In Homa v. American Express Company, the Third Circuit has rejected American Express’s arguments that the company has the right to ban New Jersey consumers from bring class actions against it. It has also dismissed language in a previous Third Circuit decision, Gay v. Creditinform, which caused several New Jersey US district courts to dismiss class actions last year, and which companies all over the country have been citing to argue that because the lower courts disagree on questions of preemption in class action cases, these cases must go to the US Supreme Court.
The primary argument of Homa class action plaintiffs, all New Jersey American Express “Blue Cash” credit card holders, is that American Express violated New Jersey consumer protection laws in using a bait-and-switch scheme to cheat them out of rebates they had earned while holding a Blue Cash credit card.
Though the Blue Cash card agreement contained a provision banning disputes from being arbitrated as class actions, the New Jersey Supreme Court’s decision in Muhammad v. County Bank upheld that class action bans which act as exculpatory clauses, offering immunity to companies who are violating laws, are unconscionable and therefore unenforceable under New Jersey law. However, because the card agreement also contained a choice-of-law provision indicating that any disputes would be governed by Utah state law, New Jersey federal district court moved to uphold American Express’s ban on class actions.
Contemporary with Homa, the Third Circuit decided in said in Gay v. Creditinform that the Federal Arbitration Act (FAA) preempted Pennsylvania law invalidating a class action ban. Citing this decision, several New Jersey federal courts dismissed consumer class actions, arguing that the FAA preempted New Jersey’s state unconscionability as well.
This week’s decision by the Third Circuit:
…holds that New Jersey state unconscionability law—and specifically the Muhammad decision’s rule against exculpatory class action bans—is not preempted by the FAA. It notes that Muhammad did not strike down arbitration clauses, but rather established a "general contract defense, one that applies to all waivers of class-wide actions, not simply those that also compel arbitration." It also notes that the U.S. Supreme Court has specifically held that arbitration clauses are subject to generally applicable state contract law defenses such as unconscionability.
Second, the decision makes clear that the FAA preemption language in Gay is dicta and that it does not apply to New Jersey law (which limits exculpatory class action bans, but not arbitration). Even more importantly, Homa makes clear that there is no division among the federal circuit courts of appeal as to whether the FAA preempts state laws that would limit class action bans.
Third, the decision rejects the district court’s ruling that Utah law should be applied instead of New Jersey law to the claims of New Jersey consumers under the New Jersey Consumer Protection Act. It holds that, assuming the claims of the consumers are individually small (which they are), it would violate a fundamental policy of New Jersey to apply Utah law, based upon the Muhammad case’s strong language about New Jersey public policy.
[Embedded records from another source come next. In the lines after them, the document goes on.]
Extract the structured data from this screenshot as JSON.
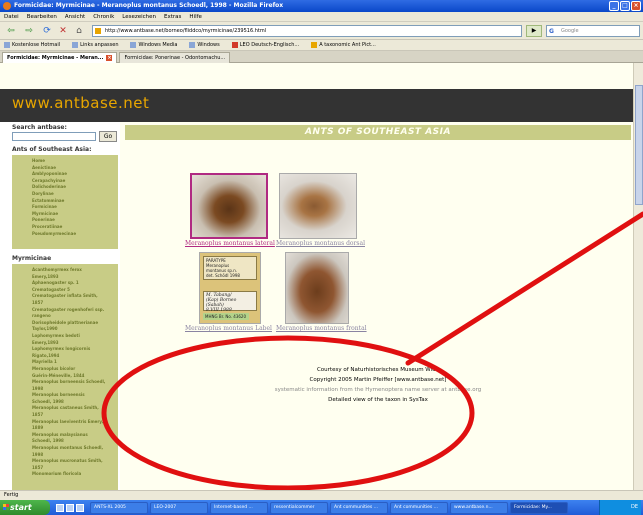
{
  "window": {
    "title": "Formicidae: Myrmicinae - Meranoplus montanus Schoedl, 1998 - Mozilla Firefox",
    "controls": [
      "_",
      "□",
      "×"
    ]
  },
  "menubar": [
    "Datei",
    "Bearbeiten",
    "Ansicht",
    "Chronik",
    "Lesezeichen",
    "Extras",
    "Hilfe"
  ],
  "nav": {
    "back": "⇦",
    "forward": "⇨",
    "reload": "⟳",
    "stop": "✕",
    "home": "⌂",
    "url": "http://www.antbase.net/borneo/fliddco/myrmicinae/239516.html",
    "go": "▶",
    "search_engine": "G",
    "search_placeholder": "Google"
  },
  "bookmarks": [
    "Kostenlose Hotmail",
    "Links anpassen",
    "Windows Media",
    "Windows",
    "LEO Deutsch-Englisch...",
    "A taxonomic Ant Pict..."
  ],
  "tabs": [
    {
      "label": "Formicidae: Myrmicinae - Meran...",
      "active": true
    },
    {
      "label": "Formicidae: Ponerinae - Odontomachu...",
      "active": false
    }
  ],
  "site": {
    "brand": "www.antbase.net",
    "banner": "ANTS OF SOUTHEAST ASIA"
  },
  "sidebar": {
    "search_label": "Search antbase:",
    "go_label": "Go",
    "section1_title": "Ants of Southeast Asia:",
    "section1_items": [
      "Home",
      "Aenictinae",
      "Amblyoponinae",
      "Cerapachyinae",
      "Dolichoderinae",
      "Dorylinae",
      "Ectatomminae",
      "Formicinae",
      "Myrmicinae",
      "Ponerinae",
      "Proceratiinae",
      "Pseudomyrmecinae"
    ],
    "section2_title": "Myrmicinae",
    "section2_items": [
      "Acanthomyrmex ferox",
      "Emery,1893",
      "Aphaenogaster sp. 1",
      "Crematogaster 5",
      "Crematogaster inflata Smith,",
      "1857",
      "Crematogaster rogenhoferi ssp.",
      "rangeno",
      "Dorisopheidole plattnerianae",
      "Taylor,1990",
      "Lophomyrmex bedoti",
      "Emery,1893",
      "Lophomyrmex longicornis",
      "Rigato,1994",
      "Mayriella 1",
      "Meranoplus bicolor",
      "Guérin-Méneville, 1844",
      "Meranoplus borneensis Schoedl,",
      "1998",
      "Meranoplus borneensis",
      "Schoedl, 1998",
      "Meranoplus castaneus Smith,",
      "1857",
      "Meranoplus laeviventris Emery,",
      "1889",
      "Meranoplus malaysianus",
      "Schoedl, 1998",
      "Meranoplus montanus Schoedl,",
      "1998",
      "Meranoplus mucronatus Smith,",
      "1857",
      "Monomorium floricola"
    ]
  },
  "images": {
    "caption_row1": [
      "Meranoplus montanus lateral",
      "Meranoplus montanus dorsal"
    ],
    "caption_row2": [
      "Meranoplus montanus Label",
      "Meranoplus montanus frontal"
    ],
    "specimen_label": [
      "PARATYPE",
      "Meranoplus",
      "montanus sp.n.",
      "det. Schödl 1998"
    ],
    "specimen_handwritten": [
      "M. Tabang/",
      "(Kap) Borneo",
      "(Sabah)",
      "8.VIII.1989"
    ],
    "specimen_collection": "MHNG Br. No. 43620"
  },
  "footer": {
    "courtesy": "Courtesy of Naturhistorisches Museum Wien",
    "copyright": "Copyright 2005 Martin Pfeiffer [www.antbase.net]",
    "systematic": "systematic information from the Hymenoptera name server at antbase.org",
    "detailed": "Detailed view of the taxon in SysTax"
  },
  "status": "Fertig",
  "taskbar": {
    "start": "start",
    "tasks": [
      "ANTS-XL 2005",
      "LEO-2007",
      "Internet-based ...",
      "ressentialcommer",
      "Ant communities ...",
      "Ant communities ...",
      "www.antbase.n...",
      "Formicidae: My..."
    ],
    "tray": "DE"
  },
  "colors": {
    "brand": "#e8a600",
    "header_bg": "#333333",
    "page_bg": "#fffff0",
    "sidebar_box": "#c8cc86",
    "sidebar_link": "#6f7a2c",
    "link": "#b02a82",
    "annotation": "#e01010"
  }
}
It predicts that the New Jersey Supreme Court would hold that New Jersey has a greater interest in the rights of its consumers under its consumer protection laws than Utah would have in barring class action claims against American Express. –Public Justice.
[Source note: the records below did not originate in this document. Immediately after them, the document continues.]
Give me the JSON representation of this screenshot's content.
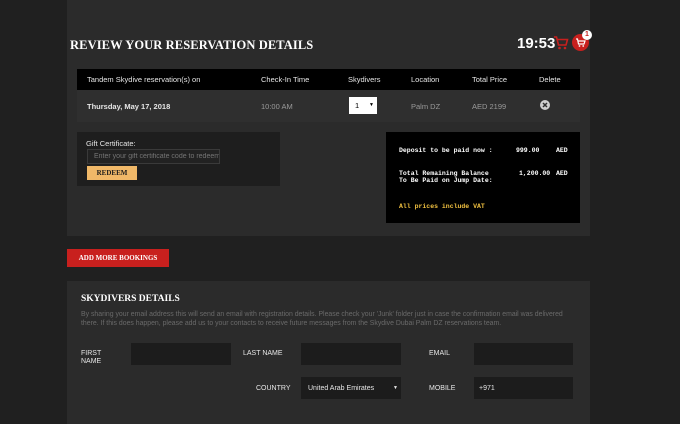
{
  "reservation": {
    "title": "REVIEW YOUR RESERVATION DETAILS",
    "timer": "19:53",
    "cart_badge": "1",
    "table": {
      "headers": [
        "Tandem Skydive reservation(s) on",
        "Check-In Time",
        "Skydivers",
        "Location",
        "Total Price",
        "Delete"
      ],
      "row": {
        "date": "Thursday, May 17, 2018",
        "time": "10:00 AM",
        "skydivers": "1",
        "location": "Palm DZ",
        "price": "AED 2199"
      }
    },
    "gift": {
      "label": "Gift Certificate:",
      "placeholder": "Enter your gift certificate code to redeem",
      "redeem_label": "REDEEM"
    },
    "summary": {
      "deposit_label": "Deposit to be paid now :",
      "deposit_amount": "999.00",
      "deposit_currency": "AED",
      "balance_label": "Total Remaining Balance To Be Paid on Jump Date:",
      "balance_amount": "1,200.00",
      "balance_currency": "AED",
      "vat_note": "All prices include VAT"
    }
  },
  "add_more_label": "ADD MORE BOOKINGS",
  "skydivers": {
    "title": "SKYDIVERS DETAILS",
    "notice": "By sharing your email address this will send an email with registration details. Please check your 'Junk' folder just in case the confirmation email was delivered there. If this does happen, please add us to your contacts to receive future messages from the Skydive Dubai Palm DZ reservations team.",
    "first_name_label": "FIRST NAME",
    "last_name_label": "LAST NAME",
    "email_label": "EMAIL",
    "country_label": "COUNTRY",
    "country_value": "United Arab Emirates",
    "mobile_label": "MOBILE",
    "mobile_value": "+971",
    "first_name_value": "",
    "last_name_value": "",
    "email_value": ""
  },
  "colors": {
    "accent_red": "#c8201e",
    "redeem_yellow": "#f0b868",
    "vat_yellow": "#f0c040"
  }
}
This decision sets terrific precedents for consumer rights all around the country.